In the wake of the stock-market crash and the dawn of the Great Depression, a ray of light emerged from the world of sports. In the summer of 1930, Bobby Jones, a twenty-eight-year-old amateur golfer, mounted a campaign against the record books. In four months, this natural, self-taught player conquered the British Amateur Championship, the British Open, the US Open, and finally, the US Amateur Championship—an achievement so extraordinary that writers dubbed it the Grand Slam. No one has ever repeated it.
A natural, self-taught player, the intensely private Jones had longed to retreat from fame's glaring spotlight throughout his entire career. While the press referred to him as "a golfing machine," the strain of competition exacted a ferocious toll on his physical and emotional well-being. During the season of the Slam he constantly battled exhaustion, nearly lost his life twice, and came perilously close to a total collapse.
By the time he completed his unprecedented feat, Jones made the shocking announcement that he was retiring from the game. His abrupt disappearance from the public eye into a closely guarded private life helped create the mythological image of this hero from the Golden Age of sports that endures to this day.

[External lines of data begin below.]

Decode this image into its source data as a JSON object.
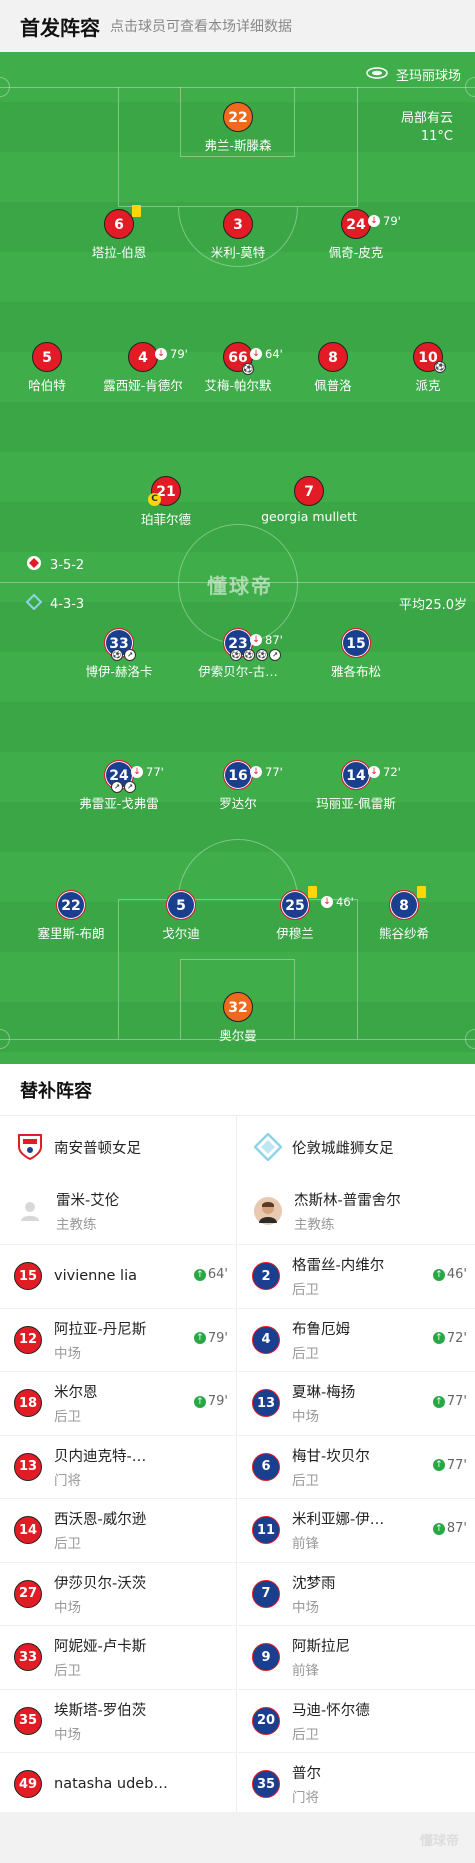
{
  "header": {
    "title": "首发阵容",
    "subtitle": "点击球员可查看本场详细数据"
  },
  "pitch": {
    "venue": "圣玛丽球场",
    "weather": "局部有云",
    "temperature": "11°C",
    "home_formation": "3-5-2",
    "away_formation": "4-3-3",
    "avg_age": "平均25.0岁",
    "watermark": "懂球帝"
  },
  "home_players": [
    {
      "number": "22",
      "name": "弗兰-斯滕森",
      "gk": true
    },
    {
      "number": "6",
      "name": "塔拉-伯恩",
      "yellow": true
    },
    {
      "number": "3",
      "name": "米利-莫特"
    },
    {
      "number": "24",
      "name": "佩奇-皮克",
      "sub_out": "79'"
    },
    {
      "number": "5",
      "name": "哈伯特"
    },
    {
      "number": "4",
      "name": "露西娅-肯德尔",
      "sub_out": "79'"
    },
    {
      "number": "66",
      "name": "艾梅-帕尔默",
      "sub_out": "64'"
    },
    {
      "number": "8",
      "name": "佩普洛"
    },
    {
      "number": "10",
      "name": "派克"
    },
    {
      "number": "21",
      "name": "珀菲尔德",
      "captain": "C"
    },
    {
      "number": "7",
      "name": "georgia mullett"
    }
  ],
  "away_players": [
    {
      "number": "33",
      "name": "博伊-赫洛卡"
    },
    {
      "number": "23",
      "name": "伊索贝尔-古…",
      "sub_out": "87'"
    },
    {
      "number": "15",
      "name": "雅各布松"
    },
    {
      "number": "24",
      "name": "弗雷亚-戈弗雷",
      "sub_out": "77'"
    },
    {
      "number": "16",
      "name": "罗达尔",
      "sub_out": "77'"
    },
    {
      "number": "14",
      "name": "玛丽亚-佩雷斯",
      "sub_out": "72'"
    },
    {
      "number": "22",
      "name": "塞里斯-布朗"
    },
    {
      "number": "5",
      "name": "戈尔迪"
    },
    {
      "number": "25",
      "name": "伊穆兰",
      "sub_out": "46'",
      "yellow": true
    },
    {
      "number": "8",
      "name": "熊谷纱希",
      "yellow": true
    },
    {
      "number": "32",
      "name": "奥尔曼",
      "gk": true
    }
  ],
  "subs": {
    "title": "替补阵容",
    "home": {
      "team": "南安普顿女足",
      "coach": {
        "name": "雷米-艾伦",
        "role": "主教练"
      },
      "players": [
        {
          "number": "15",
          "name": "vivienne lia",
          "pos": "",
          "in": "64'"
        },
        {
          "number": "12",
          "name": "阿拉亚-丹尼斯",
          "pos": "中场",
          "in": "79'"
        },
        {
          "number": "18",
          "name": "米尔恩",
          "pos": "后卫",
          "in": "79'"
        },
        {
          "number": "13",
          "name": "贝内迪克特-…",
          "pos": "门将",
          "in": ""
        },
        {
          "number": "14",
          "name": "西沃恩-威尔逊",
          "pos": "后卫",
          "in": ""
        },
        {
          "number": "27",
          "name": "伊莎贝尔-沃茨",
          "pos": "中场",
          "in": ""
        },
        {
          "number": "33",
          "name": "阿妮娅-卢卡斯",
          "pos": "后卫",
          "in": ""
        },
        {
          "number": "35",
          "name": "埃斯塔-罗伯茨",
          "pos": "中场",
          "in": ""
        },
        {
          "number": "49",
          "name": "natasha udeb…",
          "pos": "",
          "in": ""
        }
      ]
    },
    "away": {
      "team": "伦敦城雌狮女足",
      "coach": {
        "name": "杰斯林-普雷舍尔",
        "role": "主教练"
      },
      "players": [
        {
          "number": "2",
          "name": "格雷丝-内维尔",
          "pos": "后卫",
          "in": "46'"
        },
        {
          "number": "4",
          "name": "布鲁厄姆",
          "pos": "后卫",
          "in": "72'"
        },
        {
          "number": "13",
          "name": "夏琳-梅扬",
          "pos": "中场",
          "in": "77'"
        },
        {
          "number": "6",
          "name": "梅甘-坎贝尔",
          "pos": "后卫",
          "in": "77'"
        },
        {
          "number": "11",
          "name": "米利亚娜-伊…",
          "pos": "前锋",
          "in": "87'"
        },
        {
          "number": "7",
          "name": "沈梦雨",
          "pos": "中场",
          "in": ""
        },
        {
          "number": "9",
          "name": "阿斯拉尼",
          "pos": "前锋",
          "in": ""
        },
        {
          "number": "20",
          "name": "马迪-怀尔德",
          "pos": "后卫",
          "in": ""
        },
        {
          "number": "35",
          "name": "普尔",
          "pos": "门将",
          "in": ""
        }
      ]
    }
  },
  "footer": {
    "watermark": "懂球帝"
  },
  "colors": {
    "pitch": "#3fad4a",
    "home": "#e11c24",
    "away": "#1b3f8f",
    "goalkeeper": "#f06a1e"
  }
}
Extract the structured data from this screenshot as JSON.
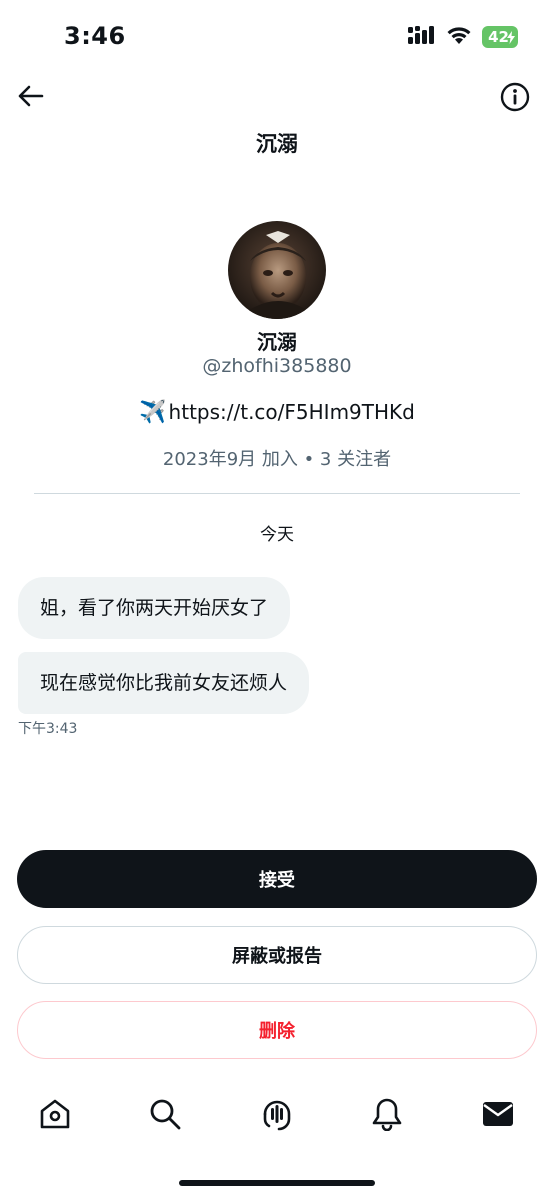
{
  "status_bar": {
    "time": "3:46",
    "battery": "42",
    "icons": [
      "cellular-signal-icon",
      "wifi-icon",
      "battery-charging-icon"
    ],
    "battery_color": "#65c466"
  },
  "header": {
    "title": "沉溺",
    "back_icon": "back-arrow-icon",
    "info_icon": "info-icon"
  },
  "profile": {
    "name": "沉溺",
    "handle": "@zhofhi385880",
    "bio_emoji": "✈️",
    "bio_link": "https://t.co/F5HIm9THKd",
    "meta": "2023年9月 加入 • 3 关注者"
  },
  "conversation": {
    "day_label": "今天",
    "messages": [
      {
        "text": "姐，看了你两天开始厌女了"
      },
      {
        "text": "现在感觉你比我前女友还烦人"
      }
    ],
    "time": "下午3:43"
  },
  "actions": {
    "accept": "接受",
    "block_report": "屏蔽或报告",
    "delete": "删除"
  },
  "bottom_nav": {
    "items": [
      "home-icon",
      "search-icon",
      "spaces-icon",
      "notifications-icon",
      "messages-icon"
    ]
  },
  "colors": {
    "text_primary": "#0f1419",
    "text_secondary": "#536471",
    "bubble_bg": "#eff3f4",
    "danger": "#f4212e",
    "accept_bg": "#0f1419"
  }
}
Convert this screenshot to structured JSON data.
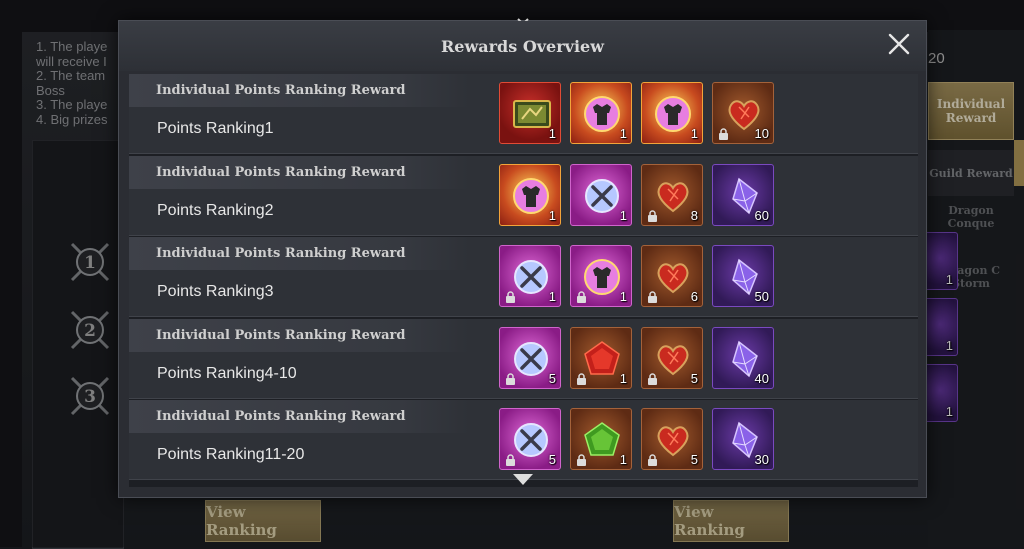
{
  "background": {
    "rules": [
      "1. The playe",
      "will receive I",
      "2. The team",
      "Boss",
      "3. The playe",
      "4. Big prizes"
    ],
    "count_text": "20",
    "tabs": {
      "individual_reward": "Individual Reward",
      "guild_reward": "Guild Reward",
      "dragon_conquest": "Dragon Conque",
      "dragon_storm": "Dragon C Storm"
    },
    "rank_badges": [
      "1",
      "2",
      "3"
    ],
    "view_ranking_left": "View Ranking",
    "view_ranking_right": "View Ranking",
    "side_item_counts": [
      "1",
      "1",
      "1"
    ]
  },
  "modal": {
    "title": "Rewards Overview",
    "rows": [
      {
        "title": "Individual Points Ranking Reward",
        "subtitle": "Points Ranking1",
        "items": [
          {
            "icon": "card-pack-icon",
            "rarity": "red",
            "qty": "1",
            "locked": false
          },
          {
            "icon": "armor-chest-icon",
            "rarity": "gold",
            "qty": "1",
            "locked": false
          },
          {
            "icon": "armor-chest-icon",
            "rarity": "gold",
            "qty": "1",
            "locked": false
          },
          {
            "icon": "dragon-heart-icon",
            "rarity": "brown",
            "qty": "10",
            "locked": true
          }
        ]
      },
      {
        "title": "Individual Points Ranking Reward",
        "subtitle": "Points Ranking2",
        "items": [
          {
            "icon": "armor-chest-icon",
            "rarity": "gold",
            "qty": "1",
            "locked": false
          },
          {
            "icon": "weapon-chest-icon",
            "rarity": "pink",
            "qty": "1",
            "locked": false
          },
          {
            "icon": "dragon-heart-icon",
            "rarity": "brown",
            "qty": "8",
            "locked": true
          },
          {
            "icon": "crystal-icon",
            "rarity": "purple",
            "qty": "60",
            "locked": false
          }
        ]
      },
      {
        "title": "Individual Points Ranking Reward",
        "subtitle": "Points Ranking3",
        "items": [
          {
            "icon": "weapon-chest-icon",
            "rarity": "pink",
            "qty": "1",
            "locked": true
          },
          {
            "icon": "armor-chest-icon",
            "rarity": "pink",
            "qty": "1",
            "locked": true
          },
          {
            "icon": "dragon-heart-icon",
            "rarity": "brown",
            "qty": "6",
            "locked": true
          },
          {
            "icon": "crystal-icon",
            "rarity": "purple",
            "qty": "50",
            "locked": false
          }
        ]
      },
      {
        "title": "Individual Points Ranking Reward",
        "subtitle": "Points Ranking4-10",
        "items": [
          {
            "icon": "weapon-chest-icon",
            "rarity": "pink",
            "qty": "5",
            "locked": true
          },
          {
            "icon": "red-gem-icon",
            "rarity": "brown",
            "qty": "1",
            "locked": true
          },
          {
            "icon": "dragon-heart-icon",
            "rarity": "brown",
            "qty": "5",
            "locked": true
          },
          {
            "icon": "crystal-icon",
            "rarity": "purple",
            "qty": "40",
            "locked": false
          }
        ]
      },
      {
        "title": "Individual Points Ranking Reward",
        "subtitle": "Points Ranking11-20",
        "items": [
          {
            "icon": "weapon-chest-icon",
            "rarity": "pink",
            "qty": "5",
            "locked": true
          },
          {
            "icon": "green-gem-icon",
            "rarity": "brown",
            "qty": "1",
            "locked": true
          },
          {
            "icon": "dragon-heart-icon",
            "rarity": "brown",
            "qty": "5",
            "locked": true
          },
          {
            "icon": "crystal-icon",
            "rarity": "purple",
            "qty": "30",
            "locked": false
          }
        ]
      }
    ]
  },
  "colors": {
    "accent_gold": "#a99460",
    "modal_bg": "#2b2d33",
    "row_bg": "#2e3137"
  }
}
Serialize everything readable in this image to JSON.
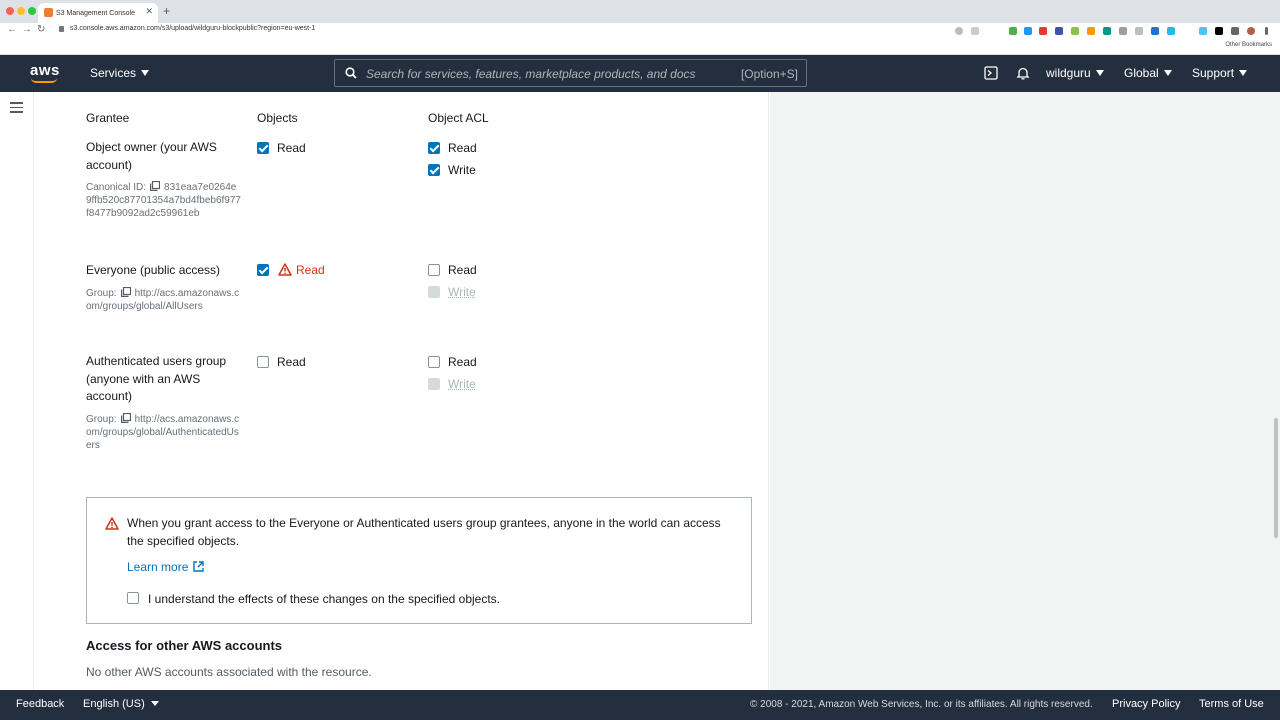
{
  "browser": {
    "tab_title": "S3 Management Console",
    "url": "s3.console.aws.amazon.com/s3/upload/wildguru-blockpublic?region=eu-west-1",
    "bookmarks_label": "Other Bookmarks"
  },
  "topnav": {
    "logo": "aws",
    "services_label": "Services",
    "search_placeholder": "Search for services, features, marketplace products, and docs",
    "search_shortcut": "[Option+S]",
    "account": "wildguru",
    "region": "Global",
    "support": "Support"
  },
  "acl_table": {
    "headers": {
      "grantee": "Grantee",
      "objects": "Objects",
      "object_acl": "Object ACL"
    },
    "rows": [
      {
        "grantee": "Object owner (your AWS account)",
        "detail_label": "Canonical ID:",
        "detail_value": "831eaa7e0264e9ffb520c87701354a7bd4fbeb6f977f8477b9092ad2c59961eb",
        "objects_read": {
          "label": "Read",
          "checked": true
        },
        "acl_read": {
          "label": "Read",
          "checked": true
        },
        "acl_write": {
          "label": "Write",
          "checked": true
        }
      },
      {
        "grantee": "Everyone (public access)",
        "detail_label": "Group:",
        "detail_value": "http://acs.amazonaws.com/groups/global/AllUsers",
        "objects_read": {
          "label": "Read",
          "checked": true,
          "warning": true
        },
        "acl_read": {
          "label": "Read",
          "checked": false
        },
        "acl_write": {
          "label": "Write",
          "checked": false,
          "disabled": true
        }
      },
      {
        "grantee": "Authenticated users group (anyone with an AWS account)",
        "detail_label": "Group:",
        "detail_value": "http://acs.amazonaws.com/groups/global/AuthenticatedUsers",
        "objects_read": {
          "label": "Read",
          "checked": false
        },
        "acl_read": {
          "label": "Read",
          "checked": false
        },
        "acl_write": {
          "label": "Write",
          "checked": false,
          "disabled": true
        }
      }
    ]
  },
  "warning_alert": {
    "text": "When you grant access to the Everyone or Authenticated users group grantees, anyone in the world can access the specified objects.",
    "learn_more": "Learn more",
    "ack_label": "I understand the effects of these changes on the specified objects."
  },
  "other_accounts": {
    "title": "Access for other AWS accounts",
    "body": "No other AWS accounts associated with the resource."
  },
  "footer": {
    "feedback": "Feedback",
    "language": "English (US)",
    "copyright": "© 2008 - 2021, Amazon Web Services, Inc. or its affiliates. All rights reserved.",
    "privacy": "Privacy Policy",
    "terms": "Terms of Use"
  },
  "colors": {
    "nav_bg": "#232f3e",
    "checkbox_blue": "#0073bb",
    "warning_red": "#d13212",
    "link_blue": "#0073bb"
  }
}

Mark Frost uses a wealth of original research to provide an unprecedented, intimate portrait of golf great Bobby Jones. In the tradition of The Greatest Game Ever Played, The Grand Slam blends social history with sports biography, captivating the imagination and engaging the listener—it is a biography not to be missed.